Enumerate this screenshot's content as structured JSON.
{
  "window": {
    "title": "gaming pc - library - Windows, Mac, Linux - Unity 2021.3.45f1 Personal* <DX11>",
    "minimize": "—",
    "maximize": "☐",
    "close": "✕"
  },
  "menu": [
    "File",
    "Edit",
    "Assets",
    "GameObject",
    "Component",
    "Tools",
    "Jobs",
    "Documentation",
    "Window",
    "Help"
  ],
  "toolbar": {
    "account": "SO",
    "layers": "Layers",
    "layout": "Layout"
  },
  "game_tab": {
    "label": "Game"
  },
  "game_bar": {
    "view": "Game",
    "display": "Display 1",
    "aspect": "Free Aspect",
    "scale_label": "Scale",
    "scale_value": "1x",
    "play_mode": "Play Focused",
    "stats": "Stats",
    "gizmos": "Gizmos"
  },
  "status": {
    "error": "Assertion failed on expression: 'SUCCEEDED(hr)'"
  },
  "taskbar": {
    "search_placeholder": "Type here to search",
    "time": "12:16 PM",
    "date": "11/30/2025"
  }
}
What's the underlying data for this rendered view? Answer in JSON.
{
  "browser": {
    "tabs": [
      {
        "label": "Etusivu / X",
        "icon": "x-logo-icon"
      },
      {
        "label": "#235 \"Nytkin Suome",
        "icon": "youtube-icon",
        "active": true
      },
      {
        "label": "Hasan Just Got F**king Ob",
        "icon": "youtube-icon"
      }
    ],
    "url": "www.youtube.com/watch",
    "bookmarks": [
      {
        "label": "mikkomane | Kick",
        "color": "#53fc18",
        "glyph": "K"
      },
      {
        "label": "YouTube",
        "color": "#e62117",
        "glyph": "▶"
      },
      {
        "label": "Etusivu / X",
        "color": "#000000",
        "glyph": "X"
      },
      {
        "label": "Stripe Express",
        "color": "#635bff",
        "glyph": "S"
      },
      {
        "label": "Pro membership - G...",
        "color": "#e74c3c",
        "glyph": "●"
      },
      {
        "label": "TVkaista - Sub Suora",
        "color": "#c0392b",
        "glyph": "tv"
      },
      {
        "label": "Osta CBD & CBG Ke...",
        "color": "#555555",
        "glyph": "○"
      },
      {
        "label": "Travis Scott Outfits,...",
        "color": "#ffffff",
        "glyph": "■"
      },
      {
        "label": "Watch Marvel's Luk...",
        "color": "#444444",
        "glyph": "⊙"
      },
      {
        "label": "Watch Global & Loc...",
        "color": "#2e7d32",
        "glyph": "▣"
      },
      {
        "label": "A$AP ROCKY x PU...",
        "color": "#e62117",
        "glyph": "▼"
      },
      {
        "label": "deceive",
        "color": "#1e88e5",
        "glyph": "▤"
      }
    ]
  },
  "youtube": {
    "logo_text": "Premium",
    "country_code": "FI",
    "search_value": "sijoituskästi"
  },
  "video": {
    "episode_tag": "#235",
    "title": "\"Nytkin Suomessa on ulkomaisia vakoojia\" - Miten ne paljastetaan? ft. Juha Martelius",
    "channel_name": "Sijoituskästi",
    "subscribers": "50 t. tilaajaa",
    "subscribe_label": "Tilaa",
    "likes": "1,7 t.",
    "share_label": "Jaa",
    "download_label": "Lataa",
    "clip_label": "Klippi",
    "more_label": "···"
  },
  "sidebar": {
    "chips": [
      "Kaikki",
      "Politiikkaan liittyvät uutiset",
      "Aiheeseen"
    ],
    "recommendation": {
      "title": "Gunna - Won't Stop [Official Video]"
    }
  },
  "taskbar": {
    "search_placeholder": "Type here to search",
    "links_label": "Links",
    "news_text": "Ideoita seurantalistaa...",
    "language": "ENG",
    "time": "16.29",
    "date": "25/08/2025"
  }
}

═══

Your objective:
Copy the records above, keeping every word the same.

Problem solution:
Enumerate this screenshot's content as structured JSON.
{
  "window": {
    "title": "gaming pc - library - Windows, Mac, Linux - Unity 2021.3.45f1 Personal* <DX11>",
    "minimize": "—",
    "maximize": "☐",
    "close": "✕"
  },
  "menu": [
    "File",
    "Edit",
    "Assets",
    "GameObject",
    "Component",
    "Tools",
    "Jobs",
    "Documentation",
    "Window",
    "Help"
  ],
  "toolbar": {
    "account": "SO",
    "layers": "Layers",
    "layout": "Layout"
  },
  "game_tab": {
    "label": "Game"
  },
  "game_bar": {
    "view": "Game",
    "display": "Display 1",
    "aspect": "Free Aspect",
    "scale_label": "Scale",
    "scale_value": "1x",
    "play_mode": "Play Focused",
    "stats": "Stats",
    "gizmos": "Gizmos"
  },
  "status": {
    "error": "Assertion failed on expression: 'SUCCEEDED(hr)'"
  },
  "taskbar": {
    "search_placeholder": "Type here to search",
    "time": "12:16 PM",
    "date": "11/30/2025"
  }
}
What's the underlying data for this rendered view? Answer in JSON.
{
  "browser": {
    "tabs": [
      {
        "label": "Etusivu / X",
        "icon": "x-logo-icon"
      },
      {
        "label": "#235 \"Nytkin Suome",
        "icon": "youtube-icon",
        "active": true
      },
      {
        "label": "Hasan Just Got F**king Ob",
        "icon": "youtube-icon"
      }
    ],
    "url": "www.youtube.com/watch",
    "bookmarks": [
      {
        "label": "mikkomane | Kick",
        "color": "#53fc18",
        "glyph": "K"
      },
      {
        "label": "YouTube",
        "color": "#e62117",
        "glyph": "▶"
      },
      {
        "label": "Etusivu / X",
        "color": "#000000",
        "glyph": "X"
      },
      {
        "label": "Stripe Express",
        "color": "#635bff",
        "glyph": "S"
      },
      {
        "label": "Pro membership - G...",
        "color": "#e74c3c",
        "glyph": "●"
      },
      {
        "label": "TVkaista - Sub Suora",
        "color": "#c0392b",
        "glyph": "tv"
      },
      {
        "label": "Osta CBD & CBG Ke...",
        "color": "#555555",
        "glyph": "○"
      },
      {
        "label": "Travis Scott Outfits,...",
        "color": "#ffffff",
        "glyph": "■"
      },
      {
        "label": "Watch Marvel's Luk...",
        "color": "#444444",
        "glyph": "⊙"
      },
      {
        "label": "Watch Global & Loc...",
        "color": "#2e7d32",
        "glyph": "▣"
      },
      {
        "label": "A$AP ROCKY x PU...",
        "color": "#e62117",
        "glyph": "▼"
      },
      {
        "label": "deceive",
        "color": "#1e88e5",
        "glyph": "▤"
      }
    ]
  },
  "youtube": {
    "logo_text": "Premium",
    "country_code": "FI",
    "search_value": "sijoituskästi"
  },
  "video": {
    "episode_tag": "#235",
    "title": "\"Nytkin Suomessa on ulkomaisia vakoojia\" - Miten ne paljastetaan? ft. Juha Martelius",
    "channel_name": "Sijoituskästi",
    "subscribers": "50 t. tilaajaa",
    "subscribe_label": "Tilaa",
    "likes": "1,7 t.",
    "share_label": "Jaa",
    "download_label": "Lataa",
    "clip_label": "Klippi",
    "more_label": "···"
  },
  "sidebar": {
    "chips": [
      "Kaikki",
      "Politiikkaan liittyvät uutiset",
      "Aiheeseen"
    ],
    "recommendation": {
      "title": "Gunna - Won't Stop [Official Video]"
    }
  },
  "taskbar": {
    "search_placeholder": "Type here to search",
    "links_label": "Links",
    "news_text": "Ideoita seurantalistaa...",
    "language": "ENG",
    "time": "16.29",
    "date": "25/08/2025"
  }
}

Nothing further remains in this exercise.